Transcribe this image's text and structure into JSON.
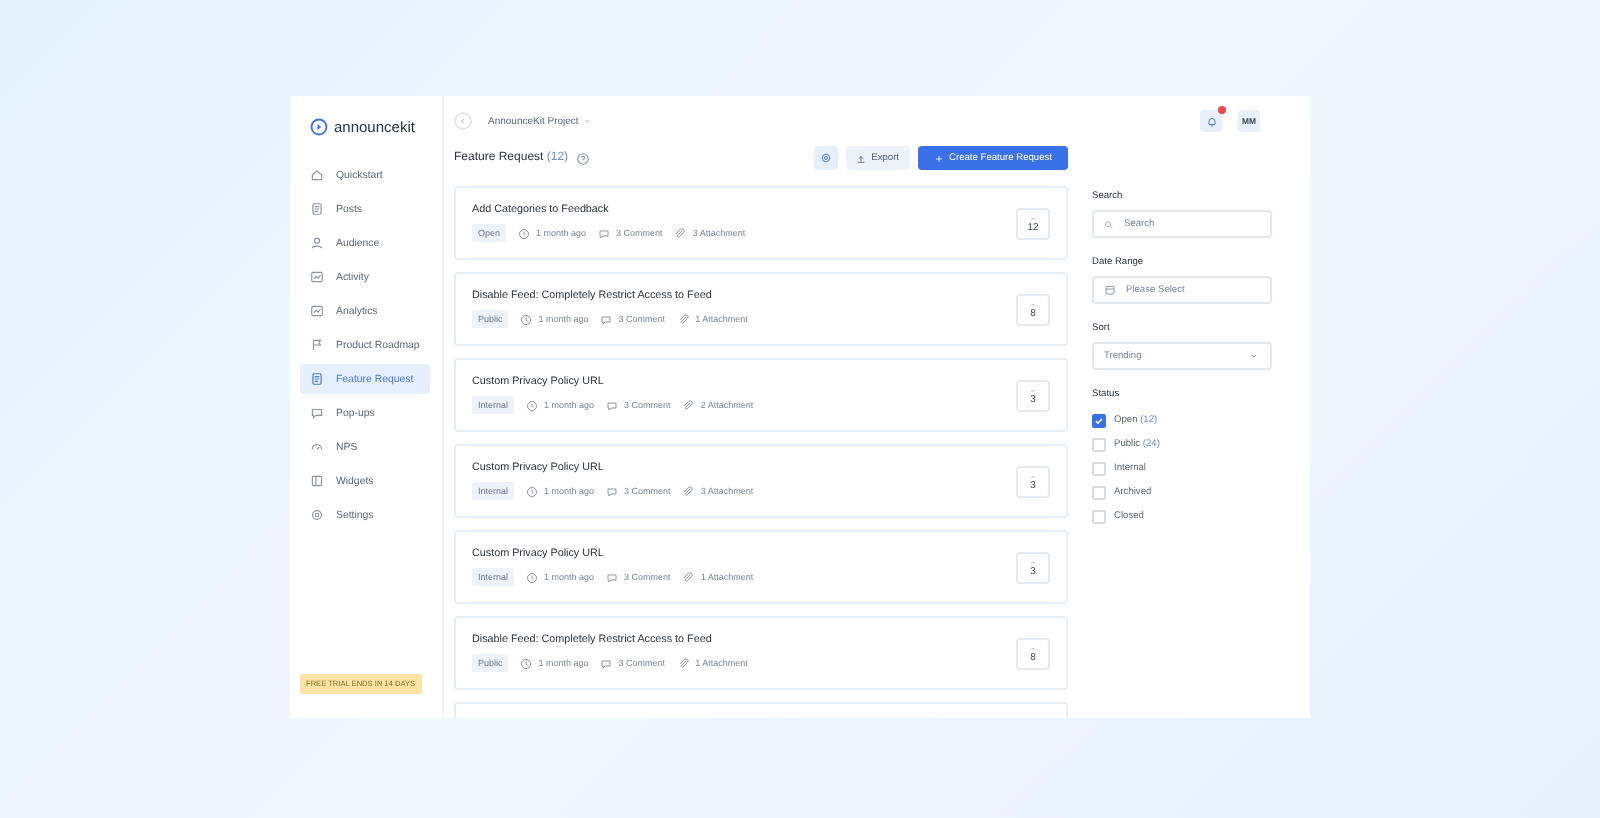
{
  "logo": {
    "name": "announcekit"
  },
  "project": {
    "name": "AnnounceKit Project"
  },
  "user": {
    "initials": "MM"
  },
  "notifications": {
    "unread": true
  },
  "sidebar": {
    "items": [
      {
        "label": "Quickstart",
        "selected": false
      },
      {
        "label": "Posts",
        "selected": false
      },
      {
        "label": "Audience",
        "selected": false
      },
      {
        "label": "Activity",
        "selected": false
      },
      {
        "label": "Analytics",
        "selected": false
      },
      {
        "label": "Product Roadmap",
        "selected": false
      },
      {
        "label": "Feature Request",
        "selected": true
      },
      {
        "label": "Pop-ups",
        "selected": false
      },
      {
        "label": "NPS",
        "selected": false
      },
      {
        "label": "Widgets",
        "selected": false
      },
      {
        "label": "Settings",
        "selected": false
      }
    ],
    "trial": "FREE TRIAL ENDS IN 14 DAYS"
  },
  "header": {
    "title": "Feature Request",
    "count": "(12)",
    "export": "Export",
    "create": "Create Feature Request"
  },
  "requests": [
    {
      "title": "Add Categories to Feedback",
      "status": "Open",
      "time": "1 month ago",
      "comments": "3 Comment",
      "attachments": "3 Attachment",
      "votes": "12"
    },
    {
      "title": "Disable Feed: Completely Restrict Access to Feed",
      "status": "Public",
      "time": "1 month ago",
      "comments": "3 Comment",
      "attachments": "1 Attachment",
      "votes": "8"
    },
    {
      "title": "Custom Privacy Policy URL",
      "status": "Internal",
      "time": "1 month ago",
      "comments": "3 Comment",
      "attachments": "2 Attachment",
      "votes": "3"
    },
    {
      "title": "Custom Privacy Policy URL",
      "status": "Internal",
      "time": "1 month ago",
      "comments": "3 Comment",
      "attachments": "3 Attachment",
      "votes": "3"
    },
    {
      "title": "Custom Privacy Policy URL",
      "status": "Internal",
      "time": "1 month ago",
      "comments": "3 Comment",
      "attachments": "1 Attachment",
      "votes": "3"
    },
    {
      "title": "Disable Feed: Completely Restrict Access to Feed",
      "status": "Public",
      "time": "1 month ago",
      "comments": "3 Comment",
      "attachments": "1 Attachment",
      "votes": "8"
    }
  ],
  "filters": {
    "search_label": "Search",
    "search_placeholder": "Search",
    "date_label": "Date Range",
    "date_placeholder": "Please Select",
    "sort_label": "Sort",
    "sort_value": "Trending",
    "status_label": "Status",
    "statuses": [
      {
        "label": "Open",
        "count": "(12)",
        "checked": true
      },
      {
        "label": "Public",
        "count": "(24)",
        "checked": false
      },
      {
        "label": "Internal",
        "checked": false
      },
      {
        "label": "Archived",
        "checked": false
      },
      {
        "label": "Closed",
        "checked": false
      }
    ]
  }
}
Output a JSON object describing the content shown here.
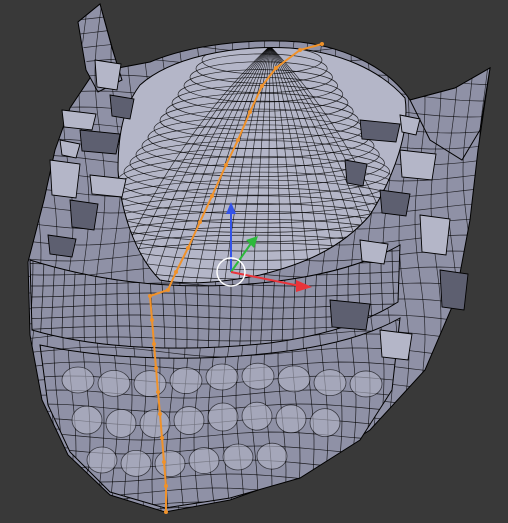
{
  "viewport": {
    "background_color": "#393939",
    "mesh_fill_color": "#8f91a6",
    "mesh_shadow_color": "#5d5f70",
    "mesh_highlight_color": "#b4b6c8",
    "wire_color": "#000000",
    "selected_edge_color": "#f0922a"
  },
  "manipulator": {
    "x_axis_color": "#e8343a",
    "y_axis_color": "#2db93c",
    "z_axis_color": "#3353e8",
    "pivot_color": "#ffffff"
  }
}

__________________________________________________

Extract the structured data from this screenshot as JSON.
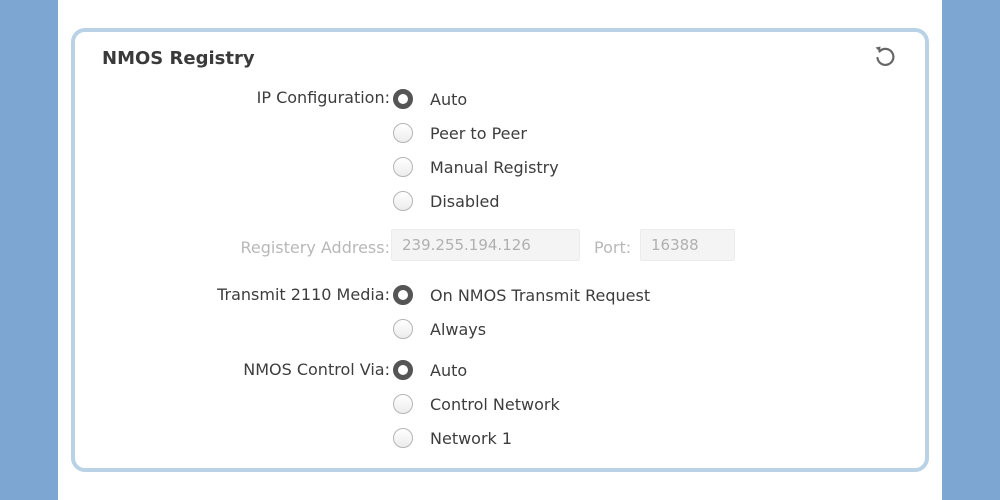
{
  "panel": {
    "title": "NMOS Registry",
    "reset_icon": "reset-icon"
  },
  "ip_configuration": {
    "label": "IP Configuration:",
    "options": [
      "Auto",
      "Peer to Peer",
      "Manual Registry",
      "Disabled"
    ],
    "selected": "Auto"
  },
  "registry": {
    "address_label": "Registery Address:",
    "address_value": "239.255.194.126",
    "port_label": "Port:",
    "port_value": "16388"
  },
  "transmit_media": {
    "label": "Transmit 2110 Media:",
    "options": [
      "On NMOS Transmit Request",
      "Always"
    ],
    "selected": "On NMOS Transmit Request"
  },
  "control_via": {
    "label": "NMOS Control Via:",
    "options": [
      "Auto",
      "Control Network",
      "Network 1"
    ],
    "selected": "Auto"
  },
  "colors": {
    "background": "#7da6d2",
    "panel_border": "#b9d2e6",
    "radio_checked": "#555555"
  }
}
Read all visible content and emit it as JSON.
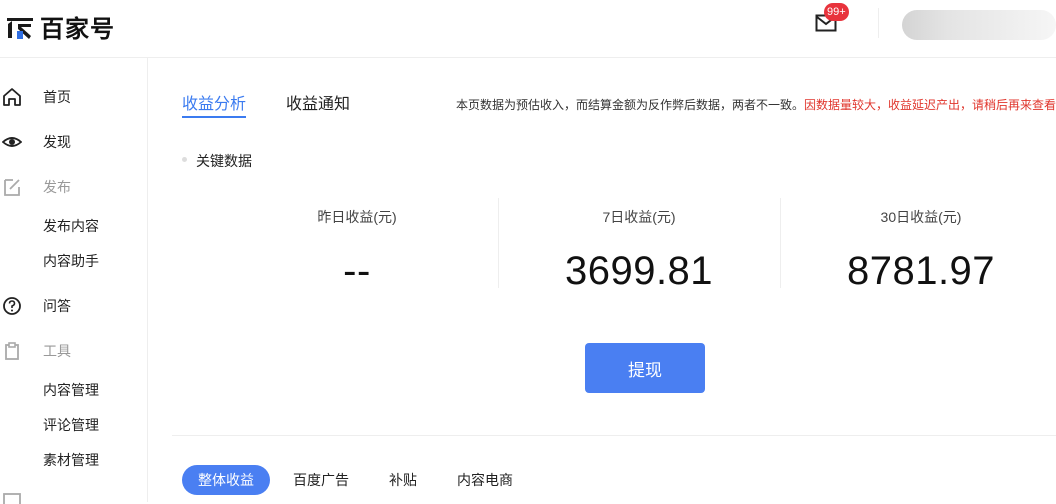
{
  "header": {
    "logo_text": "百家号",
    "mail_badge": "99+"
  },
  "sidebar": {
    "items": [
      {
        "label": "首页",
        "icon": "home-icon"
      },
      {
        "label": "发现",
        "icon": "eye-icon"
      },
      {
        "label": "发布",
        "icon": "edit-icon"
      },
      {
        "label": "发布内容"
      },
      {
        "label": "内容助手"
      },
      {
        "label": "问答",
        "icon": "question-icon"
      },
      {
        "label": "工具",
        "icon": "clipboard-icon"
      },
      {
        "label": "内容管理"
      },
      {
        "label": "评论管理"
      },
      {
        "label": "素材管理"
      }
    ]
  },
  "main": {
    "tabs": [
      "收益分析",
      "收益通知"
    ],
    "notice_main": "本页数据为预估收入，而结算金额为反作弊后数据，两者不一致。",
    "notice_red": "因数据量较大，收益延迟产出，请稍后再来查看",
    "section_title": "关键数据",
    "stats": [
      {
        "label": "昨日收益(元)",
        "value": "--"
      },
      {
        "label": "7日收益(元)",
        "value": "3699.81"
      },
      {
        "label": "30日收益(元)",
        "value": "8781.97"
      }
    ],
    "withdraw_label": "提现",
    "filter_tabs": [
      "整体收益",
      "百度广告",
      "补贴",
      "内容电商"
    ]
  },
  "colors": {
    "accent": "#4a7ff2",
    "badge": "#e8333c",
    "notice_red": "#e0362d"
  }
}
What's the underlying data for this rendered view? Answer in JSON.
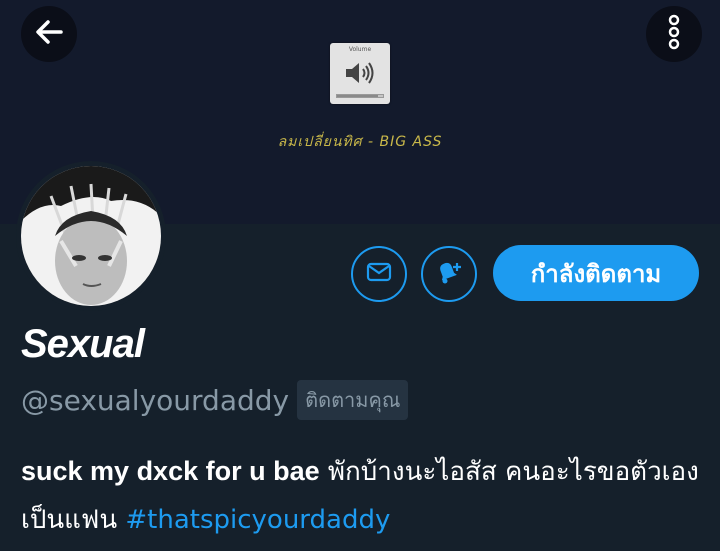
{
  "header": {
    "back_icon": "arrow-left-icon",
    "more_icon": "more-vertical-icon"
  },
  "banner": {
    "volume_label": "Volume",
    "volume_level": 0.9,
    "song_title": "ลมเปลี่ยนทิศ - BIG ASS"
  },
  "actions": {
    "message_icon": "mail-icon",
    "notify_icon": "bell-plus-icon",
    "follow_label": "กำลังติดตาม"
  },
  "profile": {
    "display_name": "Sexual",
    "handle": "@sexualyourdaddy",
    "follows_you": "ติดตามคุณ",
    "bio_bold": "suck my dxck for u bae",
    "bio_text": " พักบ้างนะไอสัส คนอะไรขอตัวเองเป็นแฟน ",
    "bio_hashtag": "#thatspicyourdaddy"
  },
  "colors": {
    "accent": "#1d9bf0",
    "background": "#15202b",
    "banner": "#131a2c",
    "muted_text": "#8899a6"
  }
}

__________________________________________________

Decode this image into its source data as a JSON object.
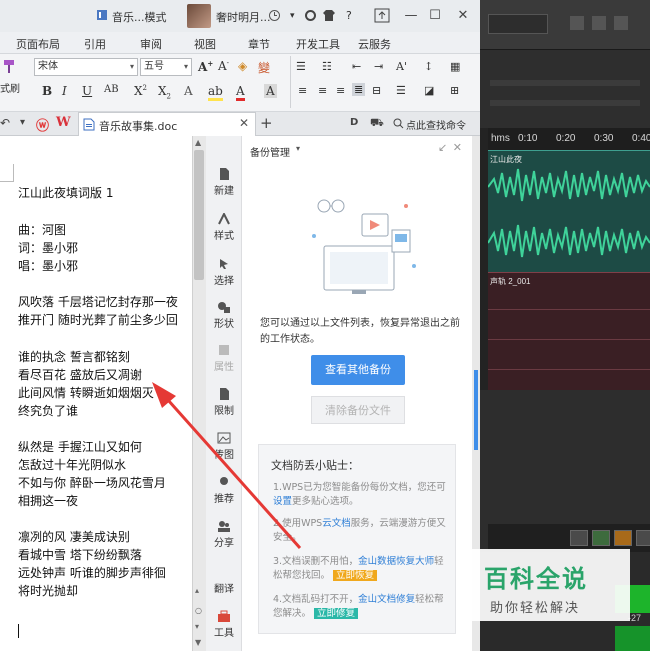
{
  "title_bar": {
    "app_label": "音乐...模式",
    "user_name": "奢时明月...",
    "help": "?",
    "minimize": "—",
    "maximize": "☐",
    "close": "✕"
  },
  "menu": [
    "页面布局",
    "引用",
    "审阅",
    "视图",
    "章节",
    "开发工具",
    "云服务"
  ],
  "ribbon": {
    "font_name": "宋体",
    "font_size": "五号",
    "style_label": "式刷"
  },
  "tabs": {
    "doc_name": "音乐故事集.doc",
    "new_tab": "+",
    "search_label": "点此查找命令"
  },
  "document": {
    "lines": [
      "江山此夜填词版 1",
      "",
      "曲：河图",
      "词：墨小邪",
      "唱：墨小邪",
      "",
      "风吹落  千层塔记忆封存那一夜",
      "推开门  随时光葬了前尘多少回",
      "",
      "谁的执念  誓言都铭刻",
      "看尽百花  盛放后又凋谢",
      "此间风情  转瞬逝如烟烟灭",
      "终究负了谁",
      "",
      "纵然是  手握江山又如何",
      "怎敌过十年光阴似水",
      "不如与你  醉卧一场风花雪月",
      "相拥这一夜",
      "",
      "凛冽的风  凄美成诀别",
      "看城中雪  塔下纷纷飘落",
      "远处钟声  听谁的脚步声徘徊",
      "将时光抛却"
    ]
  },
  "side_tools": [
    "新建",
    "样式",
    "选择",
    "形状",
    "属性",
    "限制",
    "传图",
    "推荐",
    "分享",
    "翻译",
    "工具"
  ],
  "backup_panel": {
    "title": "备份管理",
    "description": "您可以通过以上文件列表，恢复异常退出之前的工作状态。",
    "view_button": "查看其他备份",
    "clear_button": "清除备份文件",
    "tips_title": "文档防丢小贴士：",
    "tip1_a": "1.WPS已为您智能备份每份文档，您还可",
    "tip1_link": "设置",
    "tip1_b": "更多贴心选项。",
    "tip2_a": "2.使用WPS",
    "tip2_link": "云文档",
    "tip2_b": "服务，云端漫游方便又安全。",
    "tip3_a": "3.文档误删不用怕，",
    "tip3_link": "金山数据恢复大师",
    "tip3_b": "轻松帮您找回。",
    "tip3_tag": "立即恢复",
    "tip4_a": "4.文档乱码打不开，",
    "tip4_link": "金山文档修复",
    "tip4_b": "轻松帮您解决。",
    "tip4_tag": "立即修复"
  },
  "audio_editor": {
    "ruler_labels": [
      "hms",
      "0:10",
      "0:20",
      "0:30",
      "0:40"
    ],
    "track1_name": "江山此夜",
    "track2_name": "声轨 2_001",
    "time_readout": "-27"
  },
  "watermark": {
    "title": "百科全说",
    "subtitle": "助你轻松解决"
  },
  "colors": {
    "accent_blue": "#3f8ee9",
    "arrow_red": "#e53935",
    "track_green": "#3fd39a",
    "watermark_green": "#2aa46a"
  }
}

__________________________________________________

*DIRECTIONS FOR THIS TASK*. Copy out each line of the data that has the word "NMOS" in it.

*COMPLETED TASK*.
    "title": "NMOS Registry",
      "On NMOS Transmit Request",
    "selected": "On NMOS Transmit Request"
    "label": "NMOS Control Via:",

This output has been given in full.